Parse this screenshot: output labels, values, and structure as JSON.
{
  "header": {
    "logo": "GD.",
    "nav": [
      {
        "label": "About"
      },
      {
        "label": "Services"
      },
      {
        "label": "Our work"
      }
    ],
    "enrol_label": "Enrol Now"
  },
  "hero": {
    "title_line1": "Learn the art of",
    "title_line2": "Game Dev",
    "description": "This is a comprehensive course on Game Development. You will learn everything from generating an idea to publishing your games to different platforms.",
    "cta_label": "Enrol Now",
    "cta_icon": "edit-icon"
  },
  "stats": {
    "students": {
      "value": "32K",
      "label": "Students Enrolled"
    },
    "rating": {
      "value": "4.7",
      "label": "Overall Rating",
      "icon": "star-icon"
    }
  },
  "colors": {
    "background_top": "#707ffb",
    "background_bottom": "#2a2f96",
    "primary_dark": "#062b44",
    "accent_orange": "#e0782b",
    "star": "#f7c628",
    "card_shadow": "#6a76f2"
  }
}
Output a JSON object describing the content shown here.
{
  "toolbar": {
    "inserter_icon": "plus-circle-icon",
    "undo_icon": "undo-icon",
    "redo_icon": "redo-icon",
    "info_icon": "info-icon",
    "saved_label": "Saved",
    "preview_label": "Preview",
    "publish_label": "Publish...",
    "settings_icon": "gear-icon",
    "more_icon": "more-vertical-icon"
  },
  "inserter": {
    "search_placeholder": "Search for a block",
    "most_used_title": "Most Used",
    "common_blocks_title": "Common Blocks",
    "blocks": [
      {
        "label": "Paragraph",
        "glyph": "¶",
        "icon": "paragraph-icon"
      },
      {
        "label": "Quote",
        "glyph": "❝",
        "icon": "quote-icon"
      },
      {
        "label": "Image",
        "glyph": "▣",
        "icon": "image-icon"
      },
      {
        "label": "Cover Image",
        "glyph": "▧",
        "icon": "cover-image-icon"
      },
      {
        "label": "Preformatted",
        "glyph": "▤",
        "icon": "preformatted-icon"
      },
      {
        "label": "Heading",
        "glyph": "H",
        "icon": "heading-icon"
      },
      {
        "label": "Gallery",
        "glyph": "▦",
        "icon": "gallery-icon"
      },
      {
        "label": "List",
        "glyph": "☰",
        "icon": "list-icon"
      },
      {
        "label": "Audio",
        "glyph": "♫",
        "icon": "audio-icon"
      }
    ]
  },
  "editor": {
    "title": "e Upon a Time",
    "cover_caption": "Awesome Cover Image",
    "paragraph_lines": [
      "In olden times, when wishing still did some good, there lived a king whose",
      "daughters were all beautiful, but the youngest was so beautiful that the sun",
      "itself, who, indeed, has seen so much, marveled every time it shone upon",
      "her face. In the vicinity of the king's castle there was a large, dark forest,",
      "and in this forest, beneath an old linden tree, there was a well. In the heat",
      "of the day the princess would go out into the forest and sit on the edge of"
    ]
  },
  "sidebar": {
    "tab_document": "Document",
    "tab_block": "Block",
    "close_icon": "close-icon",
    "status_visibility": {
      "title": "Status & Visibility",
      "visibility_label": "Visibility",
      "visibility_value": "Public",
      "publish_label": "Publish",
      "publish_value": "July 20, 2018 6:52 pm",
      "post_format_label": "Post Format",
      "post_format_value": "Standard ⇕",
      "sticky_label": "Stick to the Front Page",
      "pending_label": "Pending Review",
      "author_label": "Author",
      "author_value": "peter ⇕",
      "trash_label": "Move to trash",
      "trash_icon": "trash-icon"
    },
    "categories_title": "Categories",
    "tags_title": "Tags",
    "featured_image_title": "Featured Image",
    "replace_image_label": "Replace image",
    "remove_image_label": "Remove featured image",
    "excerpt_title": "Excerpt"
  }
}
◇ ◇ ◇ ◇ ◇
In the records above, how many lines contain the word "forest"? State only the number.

3